[Web page and app entries]
BEGIN
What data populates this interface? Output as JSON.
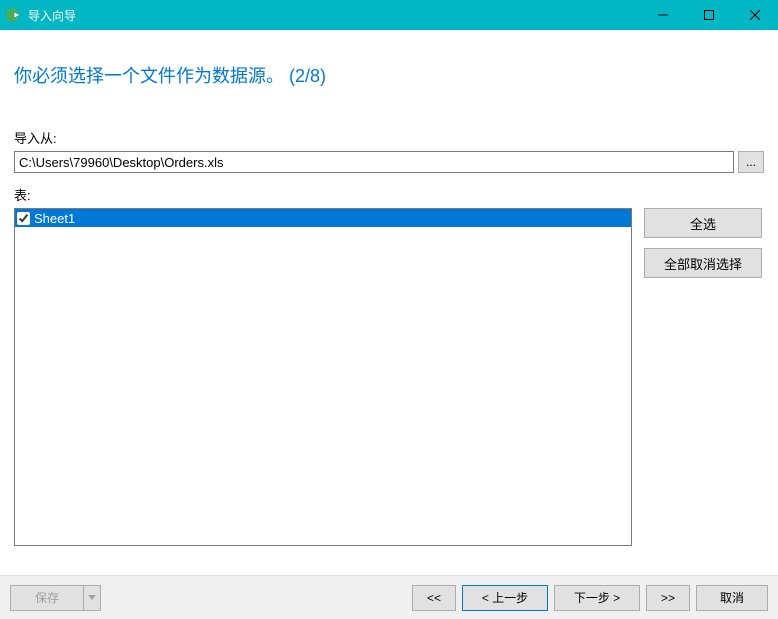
{
  "window": {
    "title": "导入向导"
  },
  "wizard": {
    "heading": "你必须选择一个文件作为数据源。   (2/8)"
  },
  "importFrom": {
    "label": "导入从:",
    "value": "C:\\Users\\79960\\Desktop\\Orders.xls",
    "browse": "..."
  },
  "tables": {
    "label": "表:",
    "items": [
      {
        "name": "Sheet1",
        "checked": true,
        "selected": true
      }
    ],
    "selectAll": "全选",
    "deselectAll": "全部取消选择"
  },
  "footer": {
    "save": "保存",
    "first": "<<",
    "prev": "<  上一步",
    "next": "下一步  >",
    "last": ">>",
    "cancel": "取消"
  }
}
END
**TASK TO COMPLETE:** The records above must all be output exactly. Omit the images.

**ANSWER SECTION:**
What data populates this interface? Output as JSON.
{
  "window": {
    "title": "导入向导"
  },
  "wizard": {
    "heading": "你必须选择一个文件作为数据源。   (2/8)"
  },
  "importFrom": {
    "label": "导入从:",
    "value": "C:\\Users\\79960\\Desktop\\Orders.xls",
    "browse": "..."
  },
  "tables": {
    "label": "表:",
    "items": [
      {
        "name": "Sheet1",
        "checked": true,
        "selected": true
      }
    ],
    "selectAll": "全选",
    "deselectAll": "全部取消选择"
  },
  "footer": {
    "save": "保存",
    "first": "<<",
    "prev": "<  上一步",
    "next": "下一步  >",
    "last": ">>",
    "cancel": "取消"
  }
}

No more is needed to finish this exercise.